PROBLEM TO WORK ON: For this exercise, write out every entry exactly and leave the pictures out.

TASK INPUTS:
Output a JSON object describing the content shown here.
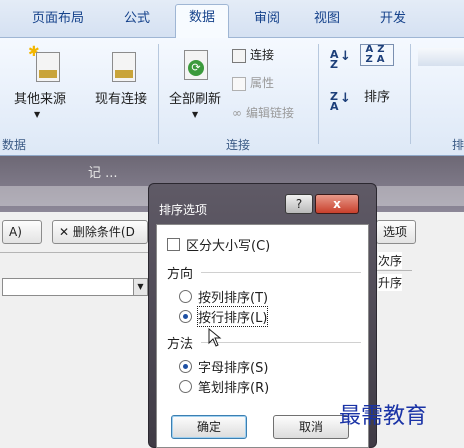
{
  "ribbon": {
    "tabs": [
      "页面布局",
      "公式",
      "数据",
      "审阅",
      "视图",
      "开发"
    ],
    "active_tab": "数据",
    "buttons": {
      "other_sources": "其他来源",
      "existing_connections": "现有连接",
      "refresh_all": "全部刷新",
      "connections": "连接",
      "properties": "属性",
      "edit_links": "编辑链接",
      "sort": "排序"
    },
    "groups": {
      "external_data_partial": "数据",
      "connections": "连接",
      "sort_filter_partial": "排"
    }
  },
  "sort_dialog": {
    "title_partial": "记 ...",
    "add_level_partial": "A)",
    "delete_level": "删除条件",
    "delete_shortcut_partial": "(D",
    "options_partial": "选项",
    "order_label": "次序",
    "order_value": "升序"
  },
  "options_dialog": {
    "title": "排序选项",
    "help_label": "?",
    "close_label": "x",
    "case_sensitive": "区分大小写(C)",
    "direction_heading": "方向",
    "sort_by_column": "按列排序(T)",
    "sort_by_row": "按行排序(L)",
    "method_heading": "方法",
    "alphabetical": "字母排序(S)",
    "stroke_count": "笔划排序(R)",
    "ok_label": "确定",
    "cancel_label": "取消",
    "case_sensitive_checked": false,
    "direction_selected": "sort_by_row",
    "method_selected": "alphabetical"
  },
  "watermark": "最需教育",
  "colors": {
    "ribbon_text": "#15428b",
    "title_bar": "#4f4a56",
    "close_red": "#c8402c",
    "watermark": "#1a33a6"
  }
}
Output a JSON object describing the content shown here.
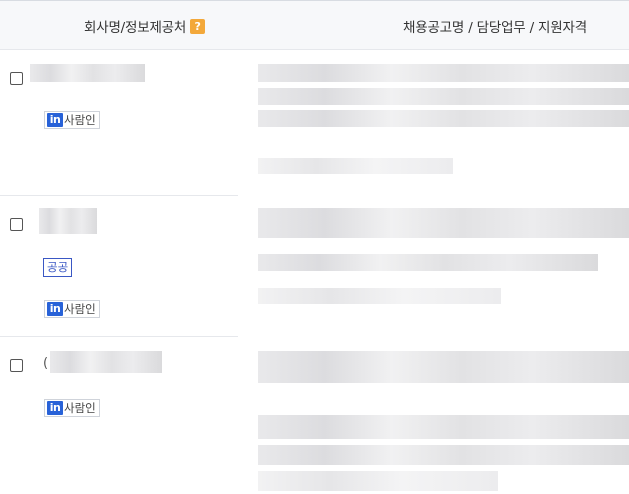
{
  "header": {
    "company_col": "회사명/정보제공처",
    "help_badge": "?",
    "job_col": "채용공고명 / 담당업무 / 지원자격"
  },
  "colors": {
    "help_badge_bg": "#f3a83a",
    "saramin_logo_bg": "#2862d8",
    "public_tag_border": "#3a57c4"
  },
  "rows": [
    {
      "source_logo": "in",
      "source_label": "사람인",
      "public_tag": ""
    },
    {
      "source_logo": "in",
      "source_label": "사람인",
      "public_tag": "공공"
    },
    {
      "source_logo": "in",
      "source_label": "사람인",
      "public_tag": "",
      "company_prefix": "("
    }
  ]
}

ANSWER FOR THE TASK:
Output a JSON object describing the content shown here.
{
  "ribbon": {
    "tabs": [
      "页面布局",
      "公式",
      "数据",
      "审阅",
      "视图",
      "开发"
    ],
    "active_tab": "数据",
    "buttons": {
      "other_sources": "其他来源",
      "existing_connections": "现有连接",
      "refresh_all": "全部刷新",
      "connections": "连接",
      "properties": "属性",
      "edit_links": "编辑链接",
      "sort": "排序"
    },
    "groups": {
      "external_data_partial": "数据",
      "connections": "连接",
      "sort_filter_partial": "排"
    }
  },
  "sort_dialog": {
    "title_partial": "记 ...",
    "add_level_partial": "A)",
    "delete_level": "删除条件",
    "delete_shortcut_partial": "(D",
    "options_partial": "选项",
    "order_label": "次序",
    "order_value": "升序"
  },
  "options_dialog": {
    "title": "排序选项",
    "help_label": "?",
    "close_label": "x",
    "case_sensitive": "区分大小写(C)",
    "direction_heading": "方向",
    "sort_by_column": "按列排序(T)",
    "sort_by_row": "按行排序(L)",
    "method_heading": "方法",
    "alphabetical": "字母排序(S)",
    "stroke_count": "笔划排序(R)",
    "ok_label": "确定",
    "cancel_label": "取消",
    "case_sensitive_checked": false,
    "direction_selected": "sort_by_row",
    "method_selected": "alphabetical"
  },
  "watermark": "最需教育",
  "colors": {
    "ribbon_text": "#15428b",
    "title_bar": "#4f4a56",
    "close_red": "#c8402c",
    "watermark": "#1a33a6"
  }
}
Output a JSON object describing the content shown here.
{
  "header": {
    "company_col": "회사명/정보제공처",
    "help_badge": "?",
    "job_col": "채용공고명 / 담당업무 / 지원자격"
  },
  "colors": {
    "help_badge_bg": "#f3a83a",
    "saramin_logo_bg": "#2862d8",
    "public_tag_border": "#3a57c4"
  },
  "rows": [
    {
      "source_logo": "in",
      "source_label": "사람인",
      "public_tag": ""
    },
    {
      "source_logo": "in",
      "source_label": "사람인",
      "public_tag": "공공"
    },
    {
      "source_logo": "in",
      "source_label": "사람인",
      "public_tag": "",
      "company_prefix": "("
    }
  ]
}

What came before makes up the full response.